International treaties governing trade in Endengared Species
There are three ways to put wildlife conservation on a legal footing.
- Establish laws for individual species and establish laws for a small group of species
- Establish a treaty for a particular region
- Establish a World Wide Treaty
Conservation on international trade in Endangered Species (of Wilf Fauna and Flora)
CITES was signed since 1973 and now there are over 110 nations who have signed. It
prohibits International commercial trade in the rarest 600 species of animals and plants
and requires licences from the country of origin for export of about another 200 groups.
CITES deals with the problem of widespread, illegal trade of the threatened species.
The ligitimate trade is worth billions of dollars per year and although the illegal
trade has been cut back by CITES it is still a big business. For example Japan still
imports huge amounts of tortoise shells, crocodile skins, musk and more wildlife products
although they have signed CITES.
The Biodiversity treaty Convention:
This was signed by almost all countries except the USA at the 1992 Earth Summit in Rio,
this convention is mostly a deal giving Western countries access to biological resources
(for ex. chemicals and genes from wild plants) in return for them transferring money and
technical assistance towards the conservation and sustainable use of wild areas in the
The convention on Wetlands of International Importance (Ramsar convention)
This convention was signed by 64 countries. There are 542 wetland sites that have been

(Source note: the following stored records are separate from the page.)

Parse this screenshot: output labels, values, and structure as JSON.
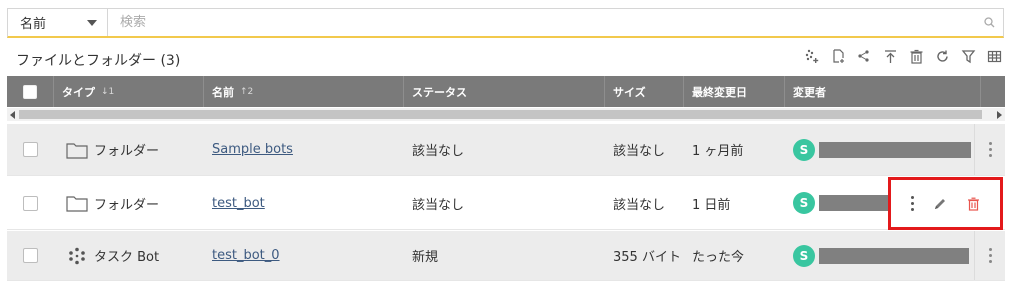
{
  "search": {
    "field_selected": "名前",
    "placeholder": "検索"
  },
  "section": {
    "title": "ファイルとフォルダー (3)"
  },
  "toolbar": {
    "icons": [
      "new-bot-icon",
      "new-file-icon",
      "share-icon",
      "upload-icon",
      "delete-icon",
      "refresh-icon",
      "filter-icon",
      "columns-icon"
    ]
  },
  "table": {
    "columns": [
      {
        "label": "タイプ",
        "sort": "↓1"
      },
      {
        "label": "名前",
        "sort": "↑2"
      },
      {
        "label": "ステータス",
        "sort": ""
      },
      {
        "label": "サイズ",
        "sort": ""
      },
      {
        "label": "最終変更日",
        "sort": ""
      },
      {
        "label": "変更者",
        "sort": ""
      }
    ],
    "rows": [
      {
        "type": "フォルダー",
        "name": "Sample bots",
        "status": "該当なし",
        "size": "該当なし",
        "modified": "1 ヶ月前",
        "avatar": "S"
      },
      {
        "type": "フォルダー",
        "name": "test_bot",
        "status": "該当なし",
        "size": "該当なし",
        "modified": "1 日前",
        "avatar": "S"
      },
      {
        "type": "タスク Bot",
        "name": "test_bot_0",
        "status": "新規",
        "size": "355 バイト",
        "modified": "たった今",
        "avatar": "S"
      }
    ]
  },
  "colors": {
    "header_bg": "#7a7a7a",
    "avatar": "#39c6a0",
    "highlight_box": "#e3191b",
    "delete_icon": "#e8554e",
    "search_underline": "#f2c94c"
  }
}
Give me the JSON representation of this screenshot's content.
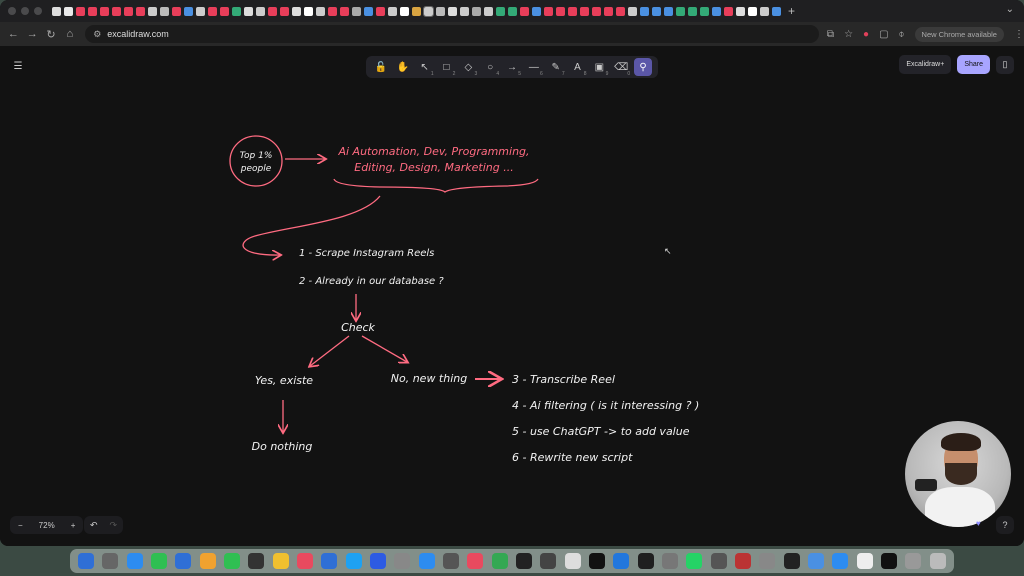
{
  "browser": {
    "url": "excalidraw.com",
    "update_label": "New Chrome available",
    "tab_count_shown": 84
  },
  "toolbar": {
    "tools": [
      {
        "name": "lock",
        "glyph": "🔓",
        "key": ""
      },
      {
        "name": "hand",
        "glyph": "✋",
        "key": ""
      },
      {
        "name": "selection",
        "glyph": "↖",
        "key": "1"
      },
      {
        "name": "rectangle",
        "glyph": "□",
        "key": "2"
      },
      {
        "name": "diamond",
        "glyph": "◇",
        "key": "3"
      },
      {
        "name": "ellipse",
        "glyph": "○",
        "key": "4"
      },
      {
        "name": "arrow",
        "glyph": "→",
        "key": "5"
      },
      {
        "name": "line",
        "glyph": "—",
        "key": "6"
      },
      {
        "name": "pencil",
        "glyph": "✎",
        "key": "7"
      },
      {
        "name": "text",
        "glyph": "A",
        "key": "8"
      },
      {
        "name": "image",
        "glyph": "▣",
        "key": "9"
      },
      {
        "name": "eraser",
        "glyph": "⌫",
        "key": "0"
      },
      {
        "name": "laser",
        "glyph": "⚲",
        "key": ""
      }
    ]
  },
  "header_right": {
    "plus_label": "Excalidraw+",
    "share_label": "Share"
  },
  "footer": {
    "zoom_label": "72%",
    "zoom_out": "−",
    "zoom_in": "+",
    "undo": "↶",
    "redo": "↷",
    "help": "?"
  },
  "diagram": {
    "circle_line1": "Top 1%",
    "circle_line2": "people",
    "topics_line1": "Ai Automation, Dev, Programming,",
    "topics_line2": "Editing, Design, Marketing ...",
    "step1": "1 - Scrape Instagram Reels",
    "step2": "2 - Already in our database ?",
    "check": "Check",
    "yes": "Yes, existe",
    "no": "No, new thing",
    "do_nothing": "Do nothing",
    "step3": "3 - Transcribe Reel",
    "step4": "4 - Ai filtering ( is it interessing ? )",
    "step5": "5 - use ChatGPT -> to add value",
    "step6": "6 - Rewrite new script"
  },
  "colors": {
    "accent_red": "#ff6b81",
    "share_purple": "#a8a5ff",
    "active_tool": "#5b57a8"
  }
}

included in the Convention's list of Wetlands of International importance, signed in the
Author: Amne S.